By Lev Parikian
Elliot & Thompson, 2020
ISBN 978-1-78396-506-9; £14.99
This is an enjoyable, light-hearted book about the benefits of an interest in nature and the great outdoors. Lev Parikian’s main interest is birds, the subject of his previous book. But here he expands the theme to all wildlife, as well as the people who take pleasure in watching and studying it. He potters around his local patch in south London and then ventures farther afield, catching up with the Thames Beluga Whale Delphinapterus leucas, and visiting the former haunts of Gilbert White, Charles Darwin and Sir Peter Scott, among others. Later, he gets away from it all by spending time on Skye, Skokholm and in the Kielder Forest dark skies park. Everywhere he goes he pays attention to his own responses to the natural world, as well as the many different ways in which others interact with it.

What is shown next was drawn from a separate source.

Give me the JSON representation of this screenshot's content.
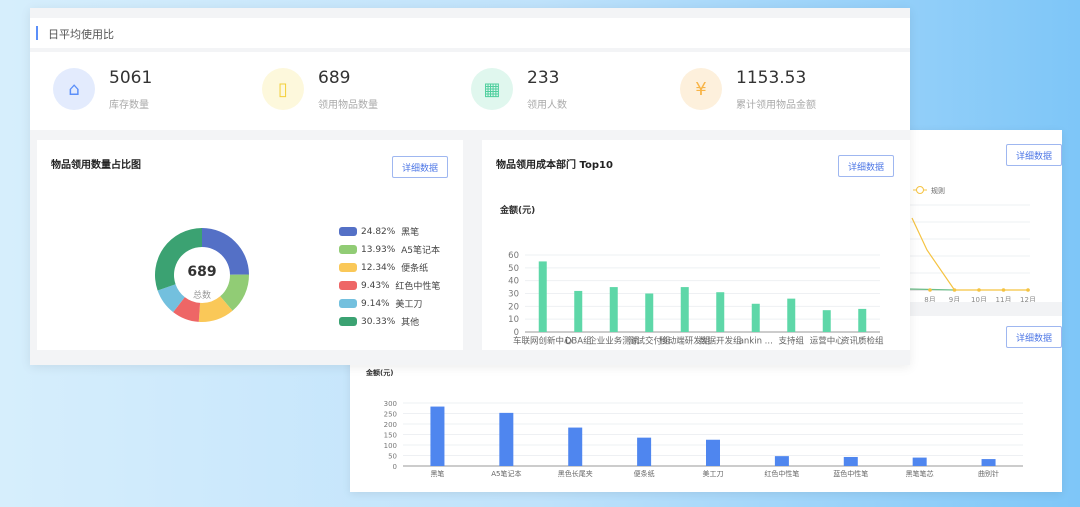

The author is not alone in rediscovering the importance of nature later in life. He fits his new-found activities around an already busy life that includes a young family and his work as a conductor (musical not bus). There is humour on every page (and his jokes are better than mine), making this a warm, ‘feel-good’ book. He comes across as a thoroughly decent bloke with an optimistic take on life and considerable tolerance of the foibles of other people. You sense he’d be a good person to share a pint with. And he’d make you laugh as he told you what he’d been up to and why nature is important to him.